Friday, January 24, 2014

Guillain-Barre Syndrome And Foot Deformities

Guillain-Barre syndrome is a polyneuropathy that has associated muscle weakness in the upper and lower extremities, respiratory muscle weakness, and respiratory paralysis.
Recovering from the syndrome is possible and patients with mild cases may feel better at the end of a month. Patients who have severe cases  see a longer recovery time, typically years, with residual effects from the illness.
Diagnosis of the syndrome is made with the association of a preceding or accompanying illness that is along the same strains with polyradiculoneuropathy, muscle weakness, and cerebral fluid analysis.
Foot deformities associated with Guillain-Barre syndrome can be put into two categories: those that develop early, and those that develop later as the disease progresses.
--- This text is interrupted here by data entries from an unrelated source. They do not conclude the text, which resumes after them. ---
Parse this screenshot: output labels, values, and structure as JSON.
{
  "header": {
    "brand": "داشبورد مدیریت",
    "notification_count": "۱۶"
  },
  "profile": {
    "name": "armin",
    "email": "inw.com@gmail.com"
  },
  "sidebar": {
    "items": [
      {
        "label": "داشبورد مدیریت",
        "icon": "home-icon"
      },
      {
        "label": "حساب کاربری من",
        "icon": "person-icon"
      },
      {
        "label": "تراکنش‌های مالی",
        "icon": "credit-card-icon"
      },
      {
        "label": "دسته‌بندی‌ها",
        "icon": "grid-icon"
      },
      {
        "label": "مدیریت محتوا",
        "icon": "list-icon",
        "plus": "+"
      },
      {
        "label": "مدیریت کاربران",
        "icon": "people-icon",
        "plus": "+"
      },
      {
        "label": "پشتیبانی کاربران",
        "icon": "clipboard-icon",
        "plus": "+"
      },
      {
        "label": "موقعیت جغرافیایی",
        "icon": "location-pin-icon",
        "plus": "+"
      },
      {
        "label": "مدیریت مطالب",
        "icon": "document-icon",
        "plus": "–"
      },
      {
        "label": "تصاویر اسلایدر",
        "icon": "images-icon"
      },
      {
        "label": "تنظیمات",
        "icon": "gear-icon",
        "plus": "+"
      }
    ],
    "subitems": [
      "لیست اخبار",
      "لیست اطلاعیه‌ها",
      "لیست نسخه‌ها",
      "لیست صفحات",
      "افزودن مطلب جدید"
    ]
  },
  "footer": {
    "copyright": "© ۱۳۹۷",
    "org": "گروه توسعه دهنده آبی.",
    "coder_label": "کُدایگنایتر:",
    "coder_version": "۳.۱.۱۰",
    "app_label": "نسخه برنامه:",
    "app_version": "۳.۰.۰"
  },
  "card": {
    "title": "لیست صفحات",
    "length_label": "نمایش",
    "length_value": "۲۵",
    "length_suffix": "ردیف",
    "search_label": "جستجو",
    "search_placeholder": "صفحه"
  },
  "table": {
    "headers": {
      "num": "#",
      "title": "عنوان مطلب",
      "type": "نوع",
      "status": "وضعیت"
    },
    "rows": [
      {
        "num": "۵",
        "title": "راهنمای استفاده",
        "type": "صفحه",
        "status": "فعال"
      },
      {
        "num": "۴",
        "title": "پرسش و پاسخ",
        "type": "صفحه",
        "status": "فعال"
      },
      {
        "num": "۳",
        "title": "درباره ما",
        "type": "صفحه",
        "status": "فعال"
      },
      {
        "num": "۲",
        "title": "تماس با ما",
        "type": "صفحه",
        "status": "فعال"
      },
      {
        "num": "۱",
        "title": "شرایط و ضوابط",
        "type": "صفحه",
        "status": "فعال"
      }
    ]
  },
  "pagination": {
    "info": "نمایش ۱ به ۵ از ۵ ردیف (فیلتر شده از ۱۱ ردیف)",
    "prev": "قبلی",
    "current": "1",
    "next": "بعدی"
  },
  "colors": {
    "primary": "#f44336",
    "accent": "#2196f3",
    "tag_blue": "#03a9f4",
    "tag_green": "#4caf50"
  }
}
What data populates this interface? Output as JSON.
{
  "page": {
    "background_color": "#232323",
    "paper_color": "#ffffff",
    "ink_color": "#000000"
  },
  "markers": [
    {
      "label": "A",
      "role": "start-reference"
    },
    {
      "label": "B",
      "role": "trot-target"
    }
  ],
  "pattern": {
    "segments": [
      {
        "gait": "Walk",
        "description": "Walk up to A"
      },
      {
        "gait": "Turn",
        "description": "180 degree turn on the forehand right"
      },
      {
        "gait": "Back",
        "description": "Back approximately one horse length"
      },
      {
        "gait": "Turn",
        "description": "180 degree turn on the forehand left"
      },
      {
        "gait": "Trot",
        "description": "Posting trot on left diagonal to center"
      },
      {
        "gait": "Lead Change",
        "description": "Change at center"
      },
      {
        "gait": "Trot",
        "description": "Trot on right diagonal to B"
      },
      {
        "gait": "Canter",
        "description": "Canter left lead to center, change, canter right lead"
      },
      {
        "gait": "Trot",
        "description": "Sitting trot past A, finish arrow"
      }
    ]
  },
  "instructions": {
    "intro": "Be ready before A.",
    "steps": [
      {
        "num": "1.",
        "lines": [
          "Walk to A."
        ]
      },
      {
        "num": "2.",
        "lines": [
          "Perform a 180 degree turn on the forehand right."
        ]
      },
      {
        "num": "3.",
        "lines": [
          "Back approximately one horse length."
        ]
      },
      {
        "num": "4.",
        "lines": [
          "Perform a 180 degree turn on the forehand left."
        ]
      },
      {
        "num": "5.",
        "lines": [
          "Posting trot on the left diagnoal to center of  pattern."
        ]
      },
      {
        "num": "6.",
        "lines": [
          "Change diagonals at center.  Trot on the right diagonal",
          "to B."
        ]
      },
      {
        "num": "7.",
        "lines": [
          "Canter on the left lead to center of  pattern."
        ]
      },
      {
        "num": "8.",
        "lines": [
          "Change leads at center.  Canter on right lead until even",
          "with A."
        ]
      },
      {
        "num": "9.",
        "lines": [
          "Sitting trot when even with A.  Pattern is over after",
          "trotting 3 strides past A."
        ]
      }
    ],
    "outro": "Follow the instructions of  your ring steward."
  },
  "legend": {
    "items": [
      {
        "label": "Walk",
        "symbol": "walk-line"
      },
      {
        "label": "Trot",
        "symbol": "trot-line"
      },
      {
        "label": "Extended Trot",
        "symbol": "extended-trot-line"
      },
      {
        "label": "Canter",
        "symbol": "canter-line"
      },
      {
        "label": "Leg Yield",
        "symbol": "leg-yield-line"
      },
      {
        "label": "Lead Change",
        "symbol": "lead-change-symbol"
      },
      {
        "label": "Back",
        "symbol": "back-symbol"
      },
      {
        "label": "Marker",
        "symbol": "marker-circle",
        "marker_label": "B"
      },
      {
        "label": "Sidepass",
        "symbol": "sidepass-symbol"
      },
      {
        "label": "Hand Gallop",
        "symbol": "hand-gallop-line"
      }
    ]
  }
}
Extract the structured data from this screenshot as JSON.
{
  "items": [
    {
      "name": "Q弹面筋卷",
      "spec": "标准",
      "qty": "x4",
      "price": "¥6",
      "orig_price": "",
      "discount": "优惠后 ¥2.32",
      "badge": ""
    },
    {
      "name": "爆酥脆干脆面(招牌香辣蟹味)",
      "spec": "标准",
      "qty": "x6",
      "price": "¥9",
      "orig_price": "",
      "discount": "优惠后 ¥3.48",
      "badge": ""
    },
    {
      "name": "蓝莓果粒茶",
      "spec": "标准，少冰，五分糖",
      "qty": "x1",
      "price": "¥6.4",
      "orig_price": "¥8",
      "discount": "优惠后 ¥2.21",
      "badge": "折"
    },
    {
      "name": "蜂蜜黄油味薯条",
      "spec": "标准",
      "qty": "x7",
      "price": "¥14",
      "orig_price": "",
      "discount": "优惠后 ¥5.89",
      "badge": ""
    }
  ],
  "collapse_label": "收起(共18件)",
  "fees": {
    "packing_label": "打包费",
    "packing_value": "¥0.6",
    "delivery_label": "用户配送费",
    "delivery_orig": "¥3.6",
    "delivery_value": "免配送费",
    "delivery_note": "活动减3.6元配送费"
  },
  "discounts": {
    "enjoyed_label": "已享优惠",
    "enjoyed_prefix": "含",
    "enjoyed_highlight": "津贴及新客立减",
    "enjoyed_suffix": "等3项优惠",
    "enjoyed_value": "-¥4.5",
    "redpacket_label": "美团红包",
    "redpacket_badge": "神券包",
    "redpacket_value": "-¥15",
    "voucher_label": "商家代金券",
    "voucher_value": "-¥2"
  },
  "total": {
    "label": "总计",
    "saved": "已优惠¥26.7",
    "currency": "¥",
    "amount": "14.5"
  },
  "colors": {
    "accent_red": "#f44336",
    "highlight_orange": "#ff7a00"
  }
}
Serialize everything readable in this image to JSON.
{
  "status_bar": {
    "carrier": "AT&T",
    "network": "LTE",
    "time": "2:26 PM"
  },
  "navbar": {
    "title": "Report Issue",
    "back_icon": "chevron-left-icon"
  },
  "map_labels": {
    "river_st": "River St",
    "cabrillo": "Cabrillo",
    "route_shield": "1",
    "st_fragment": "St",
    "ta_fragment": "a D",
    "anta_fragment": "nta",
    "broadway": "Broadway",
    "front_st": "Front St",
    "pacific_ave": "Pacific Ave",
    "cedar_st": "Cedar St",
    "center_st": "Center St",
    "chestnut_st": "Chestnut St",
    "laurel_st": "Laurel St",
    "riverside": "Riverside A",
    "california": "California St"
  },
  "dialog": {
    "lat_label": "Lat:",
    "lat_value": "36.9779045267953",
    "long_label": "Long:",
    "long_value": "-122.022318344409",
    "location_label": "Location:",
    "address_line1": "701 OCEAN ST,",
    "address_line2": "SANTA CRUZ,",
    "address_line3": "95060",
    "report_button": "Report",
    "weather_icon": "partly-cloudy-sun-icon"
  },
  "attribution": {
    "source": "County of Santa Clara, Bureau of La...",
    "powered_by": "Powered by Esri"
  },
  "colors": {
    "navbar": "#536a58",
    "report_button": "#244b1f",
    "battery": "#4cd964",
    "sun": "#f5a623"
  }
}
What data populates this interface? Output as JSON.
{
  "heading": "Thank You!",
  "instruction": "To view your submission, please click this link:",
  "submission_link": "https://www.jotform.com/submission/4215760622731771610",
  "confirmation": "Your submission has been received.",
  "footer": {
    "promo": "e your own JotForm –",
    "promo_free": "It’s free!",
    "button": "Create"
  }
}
Early foot problems include muscle weakness, with pain in the muscles of the thighs, legs, and toes. This pain can be unbearable at times. Treatment should be directed towards easing the pain with analgesics and physical therapy. The position of the lower thigh is important and can be supported by night splints at first and then orthotics. Until muscle strength has been achieved, these devices will be necessary.
Full recovery of the muscles can take up to 24 months. After this time, the likelihood of gaining any more strength and function should not be expected. In patients where muscle weakness is still experienced, the most common problems are foot drop and deformities secondary to the muscle imbalance.
Foot drop can be treated with orthotics and appropriate tendon transfers. Triple arthrodesis has been used to correct some foot deformities, which may include bunions due to muscle weakness.
If you need foot or ankle surgery and do not currently see a podiatrist, call our Bristol office to make an appointment.
Richard E. Ehle, DPM
Connecticut Foot Care Centers
Foot Deformity Doctor in CT
Podiatrist in Bristol, CT
Visit our website, like our page on Facebook, and follow my tweets on Twitter.